## Exercise
Go through the listing below and gather every line with the word "XRPrint".

## Available records
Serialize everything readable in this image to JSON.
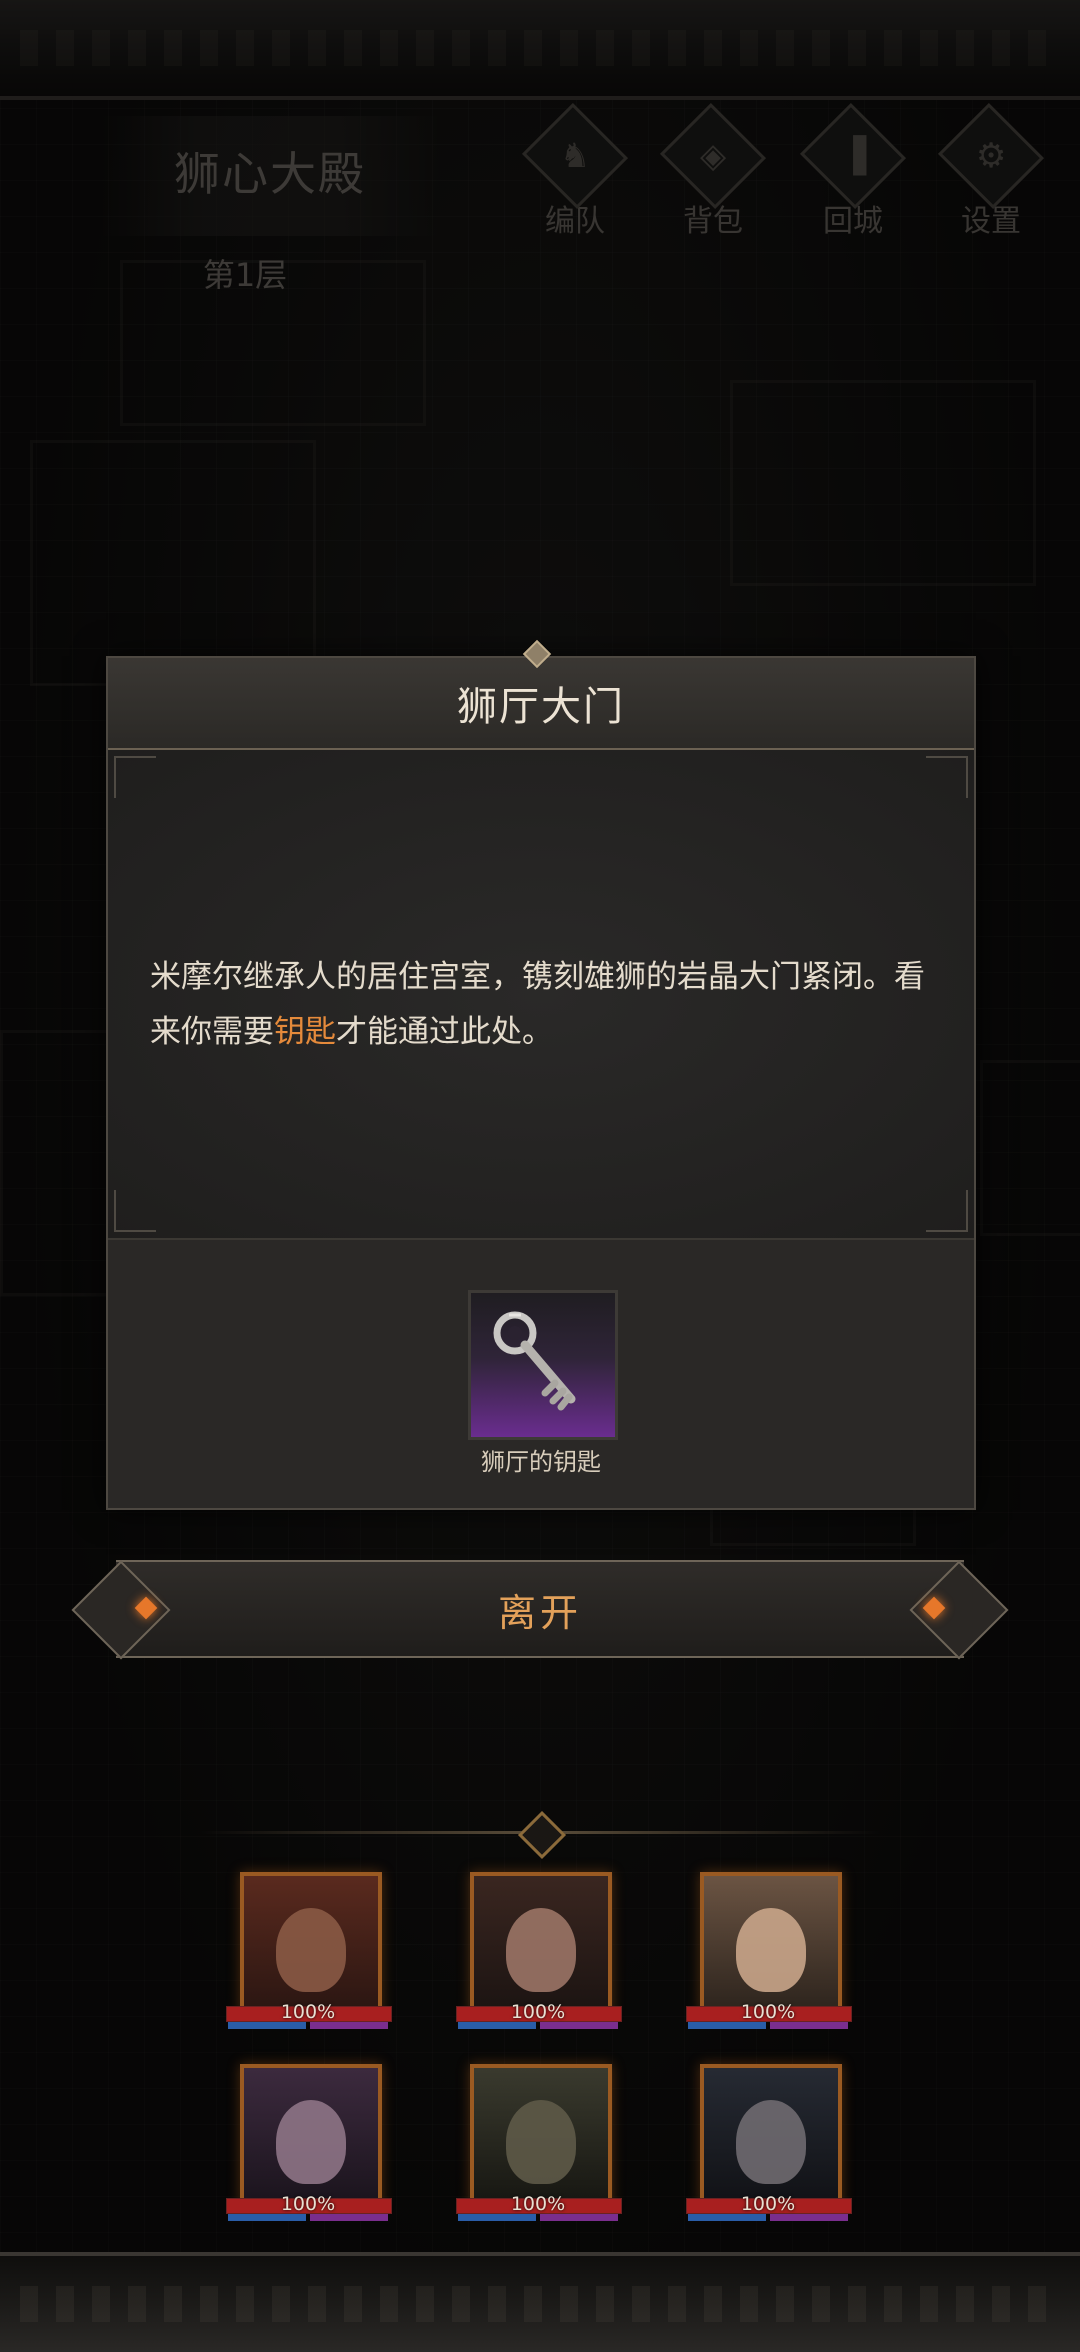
{
  "header": {
    "dungeon_name": "狮心大殿",
    "floor": "第1层",
    "buttons": [
      {
        "label": "编队",
        "icon": "horned-helmet-icon"
      },
      {
        "label": "背包",
        "icon": "bag-icon"
      },
      {
        "label": "回城",
        "icon": "door-icon"
      },
      {
        "label": "设置",
        "icon": "gear-icon"
      }
    ]
  },
  "dialog": {
    "title": "狮厅大门",
    "description_before": "米摩尔继承人的居住宫室，镌刻雄狮的岩晶大门紧闭。看来你需要",
    "description_highlight": "钥匙",
    "description_after": "才能通过此处。",
    "highlight_color": "#e58a3b",
    "item": {
      "name": "狮厅的钥匙",
      "icon": "key-icon",
      "rarity_color": "#6a2d8f"
    }
  },
  "leave_button": {
    "label": "离开"
  },
  "party": [
    {
      "hp_text": "100%",
      "hp": 1.0
    },
    {
      "hp_text": "100%",
      "hp": 1.0
    },
    {
      "hp_text": "100%",
      "hp": 1.0
    },
    {
      "hp_text": "100%",
      "hp": 1.0
    },
    {
      "hp_text": "100%",
      "hp": 1.0
    },
    {
      "hp_text": "100%",
      "hp": 1.0
    }
  ]
}
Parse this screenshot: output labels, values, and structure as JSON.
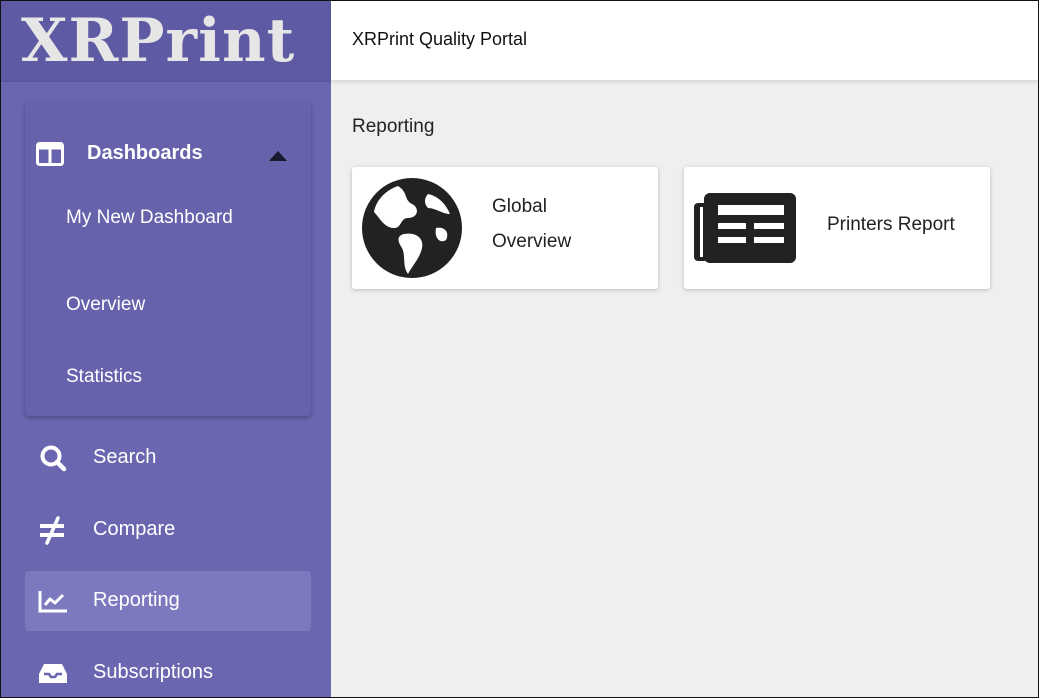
{
  "brand": {
    "logo_text": "XRPrint"
  },
  "header": {
    "title": "XRPrint Quality Portal"
  },
  "sidebar": {
    "dashboards": {
      "label": "Dashboards",
      "icon": "columns-icon",
      "expanded": true,
      "items": [
        {
          "label": "My New Dashboard"
        },
        {
          "label": "Overview"
        },
        {
          "label": "Statistics"
        }
      ]
    },
    "nav": [
      {
        "label": "Search",
        "icon": "search-icon",
        "active": false
      },
      {
        "label": "Compare",
        "icon": "not-equal-icon",
        "active": false
      },
      {
        "label": "Reporting",
        "icon": "chart-line-icon",
        "active": true
      },
      {
        "label": "Subscriptions",
        "icon": "inbox-icon",
        "active": false
      }
    ]
  },
  "main": {
    "section_title": "Reporting",
    "cards": [
      {
        "label": "Global Overview",
        "icon": "globe-icon"
      },
      {
        "label": "Printers Report",
        "icon": "newspaper-icon"
      }
    ]
  },
  "colors": {
    "sidebar": "#6a66b0",
    "logo_bg": "#5e5aa4",
    "active_item": "#7d79bf",
    "content_bg": "#efefef",
    "icon_dark": "#222222"
  }
}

## Result for this exercise
    "logo_text": "XRPrint"
    "title": "XRPrint Quality Portal"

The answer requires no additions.